There isn’t a one-size-fits-all solution to PTSD, and it most likely will not be resolved in a short amount of time. Furthermore, if there are comorbidities involved, it will take longer for the therapist to determine what diagnosis and treatment are appropriate. The type of treatment you or your loved one receives is up to your therapist, but below are some common forms of treatment.
Cognitive Processing Therapy
Cognitive Processing Therapy (CPT) is a specific type of therapy used to help people change the way they view trauma. It has been effective in helping reduce symptoms of PTSD, and many mental health specialists recommend this course of action. It’s thought to be one of the most effective treatments available. Trauma changes the way a person feels about themselves and the world, often causing them to develop an overly negative and hopeless view of things. This type of therapy can help them begin to reprocess the way they think about things.
Prolonged Exposure Therapy
Since avoidance is a symptom of PTSD, therapists will sometimes use a treatment called Prolonged Exposure therapy (PE). This treatment helps people confront the things they’re avoiding in increments. This type of therapy will induce more anxiety and stress than CPT typically does, so therapists will try to equip their patients with anxiety-reducing coping skills.
Eye Movement Desensitization and Reprocessing
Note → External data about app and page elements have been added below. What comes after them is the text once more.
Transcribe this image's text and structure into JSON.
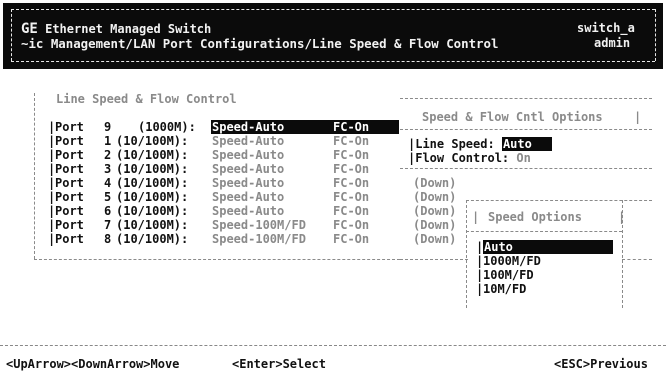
{
  "header": {
    "product_prefix": "GE",
    "product": "Ethernet Managed Switch",
    "breadcrumb": "~ic Management/LAN Port Configurations/Line Speed & Flow Control",
    "hostname": "switch_a",
    "user": "admin"
  },
  "main": {
    "title": "Line Speed & Flow Control",
    "port_label": "Port",
    "ports": [
      {
        "num": "9",
        "rate": "(1000M):",
        "speed": "Speed-Auto",
        "fc": "FC-On",
        "status": "",
        "selected": true
      },
      {
        "num": "1",
        "rate": "(10/100M):",
        "speed": "Speed-Auto",
        "fc": "FC-On",
        "status": ""
      },
      {
        "num": "2",
        "rate": "(10/100M):",
        "speed": "Speed-Auto",
        "fc": "FC-On",
        "status": ""
      },
      {
        "num": "3",
        "rate": "(10/100M):",
        "speed": "Speed-Auto",
        "fc": "FC-On",
        "status": ""
      },
      {
        "num": "4",
        "rate": "(10/100M):",
        "speed": "Speed-Auto",
        "fc": "FC-On",
        "status": "(Down)"
      },
      {
        "num": "5",
        "rate": "(10/100M):",
        "speed": "Speed-Auto",
        "fc": "FC-On",
        "status": "(Down)"
      },
      {
        "num": "6",
        "rate": "(10/100M):",
        "speed": "Speed-Auto",
        "fc": "FC-On",
        "status": "(Down)"
      },
      {
        "num": "7",
        "rate": "(10/100M):",
        "speed": "Speed-100M/FD",
        "fc": "FC-On",
        "status": "(Down)"
      },
      {
        "num": "8",
        "rate": "(10/100M):",
        "speed": "Speed-100M/FD",
        "fc": "FC-On",
        "status": "(Down)"
      }
    ]
  },
  "cntl_panel": {
    "title": "Speed & Flow Cntl Options",
    "line_speed_label": "Line Speed:",
    "line_speed_value": "Auto",
    "flow_control_label": "Flow Control:",
    "flow_control_value": "On"
  },
  "speed_options": {
    "title": "Speed Options",
    "options": [
      "Auto",
      "1000M/FD",
      "100M/FD",
      "10M/FD"
    ],
    "selected": "Auto"
  },
  "footer": {
    "move": "<UpArrow><DownArrow>Move",
    "select": "<Enter>Select",
    "previous": "<ESC>Previous"
  }
}
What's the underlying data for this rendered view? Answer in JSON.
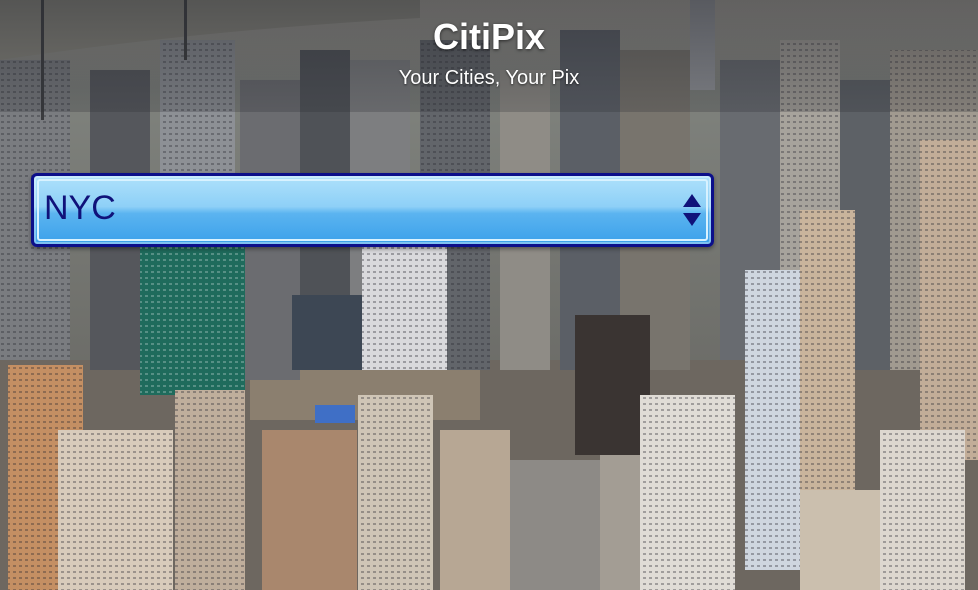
{
  "app": {
    "title": "CitiPix",
    "subtitle": "Your Cities, Your Pix"
  },
  "city_select": {
    "selected": "NYC",
    "icon": "up-down-arrows-icon",
    "text_color": "#10127a",
    "border_color": "#0c0f8a",
    "fill_top": "#aee1fb",
    "fill_bottom": "#3aa0ea"
  },
  "background": {
    "subject": "aerial-city-skyline-photo"
  }
}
EDMR is a different kind of treatment than talking through traumatic events. Instead, the patient is asked to think about the traumatic event while the therapist directs their eye movement. It’s thought that the eye movement while remembering a traumatic event can help drain the emotion and negative feelings attached to it. This type of therapy is still relatively new and is considered a non-traditional form of therapy.
Medication For PTSD
For some, medication may be helpful in addition to therapy. According to the National Center for PTSD, antidepressants are sometimes effective for treating symptoms of PTSD. These types of medications include SSRIs (selective serotonin reuptake inhibitors) and SNRIs (serotonin-norepinephrine reuptake inhibitors). Your doctor or therapist can help you determine if medication might be right for you.
Treatment for PTSD may not be a cure, as with most mental health disorders total recovery can be difficult or unobtainable. However, many people who receive therapy see a significant and life changing improvement of symptoms. For some, therapy may even lead to a near absolution of symptoms.
If you’re suffering from PTSD or you know someone who is, know that there are people who can help:
- The Substance Abuse and Mental Health Services Administration is available 24/7 by calling 1-800-662-HELP (4357).
- For veterans, the National Center for PTSD is also available by calling 1-800-273-8255 or you can reach online here: https://www.veteranscrisisline.net
Hotlines are a good short-term solution, that should be followed up with therapy work from a trained professional. Build up a support network of people ready and willing to help when symptoms of PTSD become overwhelming. Be patient with yourself (or your loved one) because PTSD is a real disorder that requires time and care to improve.
Remember, setbacks don’t erase all progress. For best results, learn all you can about PTSD, seek professional help, and keep your focus on healing.
To Your Success,